Collected data
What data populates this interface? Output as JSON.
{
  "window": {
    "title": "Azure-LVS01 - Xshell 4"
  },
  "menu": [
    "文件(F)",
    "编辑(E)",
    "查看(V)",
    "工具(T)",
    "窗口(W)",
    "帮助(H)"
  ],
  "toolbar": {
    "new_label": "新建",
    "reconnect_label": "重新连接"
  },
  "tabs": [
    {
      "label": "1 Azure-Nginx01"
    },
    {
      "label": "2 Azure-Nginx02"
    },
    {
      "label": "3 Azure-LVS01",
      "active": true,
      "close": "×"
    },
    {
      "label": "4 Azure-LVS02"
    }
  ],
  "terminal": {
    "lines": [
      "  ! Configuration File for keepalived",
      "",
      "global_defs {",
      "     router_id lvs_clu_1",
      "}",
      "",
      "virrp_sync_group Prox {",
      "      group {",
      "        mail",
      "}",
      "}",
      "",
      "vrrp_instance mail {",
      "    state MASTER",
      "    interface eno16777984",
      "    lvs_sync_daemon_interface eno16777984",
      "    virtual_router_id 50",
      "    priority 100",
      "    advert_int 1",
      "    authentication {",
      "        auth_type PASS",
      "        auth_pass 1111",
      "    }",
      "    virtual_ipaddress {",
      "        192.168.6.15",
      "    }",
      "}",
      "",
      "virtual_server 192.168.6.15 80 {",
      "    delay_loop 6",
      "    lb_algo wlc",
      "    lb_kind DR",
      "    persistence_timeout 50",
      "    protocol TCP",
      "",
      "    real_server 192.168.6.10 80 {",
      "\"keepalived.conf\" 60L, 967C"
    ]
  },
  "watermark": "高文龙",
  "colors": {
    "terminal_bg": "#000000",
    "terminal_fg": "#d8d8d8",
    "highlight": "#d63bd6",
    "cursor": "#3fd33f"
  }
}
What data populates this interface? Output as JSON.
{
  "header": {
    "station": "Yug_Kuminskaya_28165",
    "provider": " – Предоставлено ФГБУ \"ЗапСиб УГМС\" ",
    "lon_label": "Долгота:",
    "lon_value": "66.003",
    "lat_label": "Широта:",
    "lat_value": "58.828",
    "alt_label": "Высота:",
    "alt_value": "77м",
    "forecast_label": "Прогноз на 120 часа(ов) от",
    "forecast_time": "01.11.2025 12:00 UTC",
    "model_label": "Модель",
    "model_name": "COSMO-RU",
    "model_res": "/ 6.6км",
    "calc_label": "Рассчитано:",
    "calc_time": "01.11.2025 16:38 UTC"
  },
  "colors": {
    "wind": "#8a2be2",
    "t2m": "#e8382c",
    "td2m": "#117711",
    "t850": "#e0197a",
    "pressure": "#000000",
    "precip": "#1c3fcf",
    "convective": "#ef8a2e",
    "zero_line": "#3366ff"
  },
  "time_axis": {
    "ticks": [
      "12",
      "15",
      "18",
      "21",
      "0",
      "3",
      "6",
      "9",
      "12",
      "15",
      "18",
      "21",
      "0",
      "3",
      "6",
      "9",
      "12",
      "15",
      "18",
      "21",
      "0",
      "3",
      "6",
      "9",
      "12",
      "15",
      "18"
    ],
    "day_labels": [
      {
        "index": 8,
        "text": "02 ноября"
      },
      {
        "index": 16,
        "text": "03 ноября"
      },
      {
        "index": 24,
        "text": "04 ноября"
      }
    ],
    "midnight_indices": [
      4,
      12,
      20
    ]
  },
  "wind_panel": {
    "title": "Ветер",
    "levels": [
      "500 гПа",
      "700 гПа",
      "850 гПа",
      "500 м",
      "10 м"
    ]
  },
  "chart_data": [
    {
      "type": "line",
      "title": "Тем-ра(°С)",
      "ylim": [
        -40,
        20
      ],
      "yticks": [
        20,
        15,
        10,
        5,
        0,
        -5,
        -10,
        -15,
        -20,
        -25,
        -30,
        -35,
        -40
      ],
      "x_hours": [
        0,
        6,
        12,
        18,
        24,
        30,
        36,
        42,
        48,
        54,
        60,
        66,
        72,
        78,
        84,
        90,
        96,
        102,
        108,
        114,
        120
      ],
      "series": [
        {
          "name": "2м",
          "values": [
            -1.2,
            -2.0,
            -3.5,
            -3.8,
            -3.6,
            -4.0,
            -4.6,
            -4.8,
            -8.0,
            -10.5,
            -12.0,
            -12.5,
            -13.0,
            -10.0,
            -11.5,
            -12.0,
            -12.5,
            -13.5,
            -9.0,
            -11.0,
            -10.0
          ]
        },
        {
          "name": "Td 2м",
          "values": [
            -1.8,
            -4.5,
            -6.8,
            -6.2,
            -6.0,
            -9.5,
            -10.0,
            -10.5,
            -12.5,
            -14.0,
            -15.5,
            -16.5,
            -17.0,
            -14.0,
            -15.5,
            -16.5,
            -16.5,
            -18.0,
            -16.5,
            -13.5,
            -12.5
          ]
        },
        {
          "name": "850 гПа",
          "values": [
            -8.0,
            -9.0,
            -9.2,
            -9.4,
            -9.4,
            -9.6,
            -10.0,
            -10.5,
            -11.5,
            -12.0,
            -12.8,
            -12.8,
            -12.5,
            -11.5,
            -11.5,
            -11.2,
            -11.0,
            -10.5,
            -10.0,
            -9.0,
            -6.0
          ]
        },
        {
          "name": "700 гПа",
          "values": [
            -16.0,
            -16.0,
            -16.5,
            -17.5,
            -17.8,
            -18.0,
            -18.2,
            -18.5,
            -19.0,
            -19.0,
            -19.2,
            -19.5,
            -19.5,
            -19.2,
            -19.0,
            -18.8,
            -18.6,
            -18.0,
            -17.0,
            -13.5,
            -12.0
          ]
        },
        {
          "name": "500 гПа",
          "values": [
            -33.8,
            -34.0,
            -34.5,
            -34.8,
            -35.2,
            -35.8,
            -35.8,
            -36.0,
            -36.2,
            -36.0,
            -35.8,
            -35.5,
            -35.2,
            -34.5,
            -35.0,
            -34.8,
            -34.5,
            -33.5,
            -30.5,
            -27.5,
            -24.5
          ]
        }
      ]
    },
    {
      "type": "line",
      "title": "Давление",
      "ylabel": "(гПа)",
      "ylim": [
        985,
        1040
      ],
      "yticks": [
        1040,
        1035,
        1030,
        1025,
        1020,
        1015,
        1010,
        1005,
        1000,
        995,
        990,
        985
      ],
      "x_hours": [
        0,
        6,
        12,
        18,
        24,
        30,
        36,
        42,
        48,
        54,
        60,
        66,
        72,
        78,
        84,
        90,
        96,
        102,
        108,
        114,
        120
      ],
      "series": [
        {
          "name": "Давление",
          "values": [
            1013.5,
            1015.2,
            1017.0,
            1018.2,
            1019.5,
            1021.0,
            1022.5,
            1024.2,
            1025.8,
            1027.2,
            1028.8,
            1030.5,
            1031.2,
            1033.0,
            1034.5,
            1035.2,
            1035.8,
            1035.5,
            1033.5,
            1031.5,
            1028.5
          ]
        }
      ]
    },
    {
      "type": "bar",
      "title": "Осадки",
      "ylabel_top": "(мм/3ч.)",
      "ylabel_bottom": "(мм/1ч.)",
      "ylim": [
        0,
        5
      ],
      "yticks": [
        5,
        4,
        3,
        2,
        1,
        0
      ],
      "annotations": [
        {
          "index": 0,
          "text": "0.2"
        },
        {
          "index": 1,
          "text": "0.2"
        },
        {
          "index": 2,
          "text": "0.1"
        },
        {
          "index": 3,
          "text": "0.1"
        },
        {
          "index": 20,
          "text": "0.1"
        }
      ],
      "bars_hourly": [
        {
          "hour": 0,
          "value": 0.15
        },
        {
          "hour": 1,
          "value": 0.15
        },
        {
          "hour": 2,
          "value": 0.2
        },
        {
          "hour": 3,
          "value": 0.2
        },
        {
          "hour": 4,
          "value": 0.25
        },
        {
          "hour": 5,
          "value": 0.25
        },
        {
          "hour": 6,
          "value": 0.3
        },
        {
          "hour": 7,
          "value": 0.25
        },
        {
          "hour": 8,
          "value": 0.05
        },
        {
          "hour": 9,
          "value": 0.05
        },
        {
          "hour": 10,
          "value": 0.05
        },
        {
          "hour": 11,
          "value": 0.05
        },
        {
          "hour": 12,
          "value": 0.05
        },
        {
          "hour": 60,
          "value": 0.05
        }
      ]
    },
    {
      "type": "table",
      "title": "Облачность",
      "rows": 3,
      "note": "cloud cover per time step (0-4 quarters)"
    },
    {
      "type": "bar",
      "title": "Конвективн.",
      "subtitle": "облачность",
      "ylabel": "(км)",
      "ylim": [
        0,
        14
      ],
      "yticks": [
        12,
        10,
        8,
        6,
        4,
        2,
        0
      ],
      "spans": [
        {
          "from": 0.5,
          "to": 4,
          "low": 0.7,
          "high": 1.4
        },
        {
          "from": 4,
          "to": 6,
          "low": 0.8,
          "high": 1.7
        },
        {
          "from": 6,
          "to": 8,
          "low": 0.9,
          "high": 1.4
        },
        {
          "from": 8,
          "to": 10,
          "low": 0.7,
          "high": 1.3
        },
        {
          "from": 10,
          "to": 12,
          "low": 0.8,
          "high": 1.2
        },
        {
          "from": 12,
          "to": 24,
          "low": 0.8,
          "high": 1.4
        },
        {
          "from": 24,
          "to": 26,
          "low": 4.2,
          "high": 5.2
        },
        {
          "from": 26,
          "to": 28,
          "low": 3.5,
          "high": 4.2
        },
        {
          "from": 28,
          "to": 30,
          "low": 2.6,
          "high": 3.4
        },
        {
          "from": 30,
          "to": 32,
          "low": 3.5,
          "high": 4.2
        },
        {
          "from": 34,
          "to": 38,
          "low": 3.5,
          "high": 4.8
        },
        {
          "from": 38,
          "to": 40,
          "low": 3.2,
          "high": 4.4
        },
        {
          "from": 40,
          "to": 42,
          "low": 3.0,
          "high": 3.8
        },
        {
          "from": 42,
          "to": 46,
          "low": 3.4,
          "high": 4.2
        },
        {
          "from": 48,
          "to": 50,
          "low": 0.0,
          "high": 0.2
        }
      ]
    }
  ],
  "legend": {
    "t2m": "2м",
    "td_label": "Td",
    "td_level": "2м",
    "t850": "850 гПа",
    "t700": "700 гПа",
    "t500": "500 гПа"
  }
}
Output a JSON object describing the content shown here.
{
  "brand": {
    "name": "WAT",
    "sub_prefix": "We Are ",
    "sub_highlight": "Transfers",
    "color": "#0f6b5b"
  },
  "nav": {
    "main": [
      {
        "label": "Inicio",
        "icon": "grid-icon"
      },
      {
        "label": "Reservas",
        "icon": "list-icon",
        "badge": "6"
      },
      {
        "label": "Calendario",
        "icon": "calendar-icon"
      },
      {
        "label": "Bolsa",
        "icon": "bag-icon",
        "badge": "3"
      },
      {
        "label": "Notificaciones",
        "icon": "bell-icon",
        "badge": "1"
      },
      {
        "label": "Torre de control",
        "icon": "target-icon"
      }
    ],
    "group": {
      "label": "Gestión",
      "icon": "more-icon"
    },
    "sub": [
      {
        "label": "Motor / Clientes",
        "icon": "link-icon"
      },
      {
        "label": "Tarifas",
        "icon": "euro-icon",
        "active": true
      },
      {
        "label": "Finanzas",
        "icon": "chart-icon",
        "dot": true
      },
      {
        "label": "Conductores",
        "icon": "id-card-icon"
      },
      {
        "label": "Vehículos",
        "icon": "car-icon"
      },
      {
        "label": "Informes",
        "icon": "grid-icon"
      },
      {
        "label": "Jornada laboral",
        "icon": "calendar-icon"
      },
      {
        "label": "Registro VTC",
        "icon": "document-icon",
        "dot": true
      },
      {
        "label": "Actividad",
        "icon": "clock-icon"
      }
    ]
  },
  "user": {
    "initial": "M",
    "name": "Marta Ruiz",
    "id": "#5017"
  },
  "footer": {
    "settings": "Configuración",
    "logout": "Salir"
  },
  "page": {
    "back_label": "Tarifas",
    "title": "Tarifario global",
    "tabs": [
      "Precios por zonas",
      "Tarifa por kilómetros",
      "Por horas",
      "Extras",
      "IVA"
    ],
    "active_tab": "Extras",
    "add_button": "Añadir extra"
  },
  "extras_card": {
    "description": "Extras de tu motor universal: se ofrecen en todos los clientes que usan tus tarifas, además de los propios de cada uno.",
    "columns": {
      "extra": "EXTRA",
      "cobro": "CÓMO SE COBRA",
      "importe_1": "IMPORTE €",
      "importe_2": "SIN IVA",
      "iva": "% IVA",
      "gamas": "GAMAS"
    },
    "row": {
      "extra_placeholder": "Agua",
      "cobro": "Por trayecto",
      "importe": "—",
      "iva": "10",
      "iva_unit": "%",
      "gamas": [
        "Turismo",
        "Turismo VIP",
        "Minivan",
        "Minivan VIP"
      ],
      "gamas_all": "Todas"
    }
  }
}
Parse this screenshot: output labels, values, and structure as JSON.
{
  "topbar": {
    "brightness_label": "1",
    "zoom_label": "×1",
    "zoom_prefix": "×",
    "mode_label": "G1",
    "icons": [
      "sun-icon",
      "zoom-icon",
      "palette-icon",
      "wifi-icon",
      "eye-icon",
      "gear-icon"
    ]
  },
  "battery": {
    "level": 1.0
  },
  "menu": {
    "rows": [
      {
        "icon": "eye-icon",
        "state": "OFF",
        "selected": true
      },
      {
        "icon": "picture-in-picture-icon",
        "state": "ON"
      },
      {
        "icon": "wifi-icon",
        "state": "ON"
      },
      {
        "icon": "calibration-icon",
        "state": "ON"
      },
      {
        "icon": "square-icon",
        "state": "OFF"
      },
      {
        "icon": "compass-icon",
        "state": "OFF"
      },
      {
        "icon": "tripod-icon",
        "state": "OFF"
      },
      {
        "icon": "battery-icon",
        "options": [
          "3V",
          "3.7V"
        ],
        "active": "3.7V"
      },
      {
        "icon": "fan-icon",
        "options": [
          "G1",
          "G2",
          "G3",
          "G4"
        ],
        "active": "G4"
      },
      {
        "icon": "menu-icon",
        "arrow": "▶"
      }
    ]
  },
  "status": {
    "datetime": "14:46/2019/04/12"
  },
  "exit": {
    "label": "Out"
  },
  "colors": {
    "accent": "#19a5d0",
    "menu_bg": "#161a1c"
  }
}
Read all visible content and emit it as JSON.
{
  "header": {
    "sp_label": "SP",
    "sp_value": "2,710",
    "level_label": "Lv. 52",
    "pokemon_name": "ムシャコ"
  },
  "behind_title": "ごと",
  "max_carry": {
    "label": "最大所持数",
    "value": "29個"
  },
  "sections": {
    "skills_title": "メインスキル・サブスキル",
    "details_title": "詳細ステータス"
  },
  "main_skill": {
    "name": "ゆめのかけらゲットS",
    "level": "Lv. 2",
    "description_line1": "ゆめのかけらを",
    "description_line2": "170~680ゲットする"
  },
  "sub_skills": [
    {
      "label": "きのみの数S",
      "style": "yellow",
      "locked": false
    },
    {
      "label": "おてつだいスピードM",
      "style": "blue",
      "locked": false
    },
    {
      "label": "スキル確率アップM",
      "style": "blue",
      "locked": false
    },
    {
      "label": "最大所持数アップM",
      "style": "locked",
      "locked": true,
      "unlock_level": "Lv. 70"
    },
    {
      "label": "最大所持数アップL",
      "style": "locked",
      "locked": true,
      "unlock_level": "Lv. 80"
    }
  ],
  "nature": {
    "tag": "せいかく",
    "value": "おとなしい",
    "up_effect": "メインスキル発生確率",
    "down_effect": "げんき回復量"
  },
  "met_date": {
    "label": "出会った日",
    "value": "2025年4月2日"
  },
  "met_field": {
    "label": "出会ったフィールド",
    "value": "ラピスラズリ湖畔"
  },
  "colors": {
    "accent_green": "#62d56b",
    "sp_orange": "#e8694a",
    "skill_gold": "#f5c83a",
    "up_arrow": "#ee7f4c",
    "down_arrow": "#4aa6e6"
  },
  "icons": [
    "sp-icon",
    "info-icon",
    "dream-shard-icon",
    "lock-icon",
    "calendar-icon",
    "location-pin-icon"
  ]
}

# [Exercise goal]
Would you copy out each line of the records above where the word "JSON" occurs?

# [Written reply]
What data populates this interface? Output as JSON.
What data populates this interface? Output as JSON.
Output a JSON object describing the content shown here.
Parse this screenshot: output labels, values, and structure as JSON.
Read all visible content and emit it as JSON.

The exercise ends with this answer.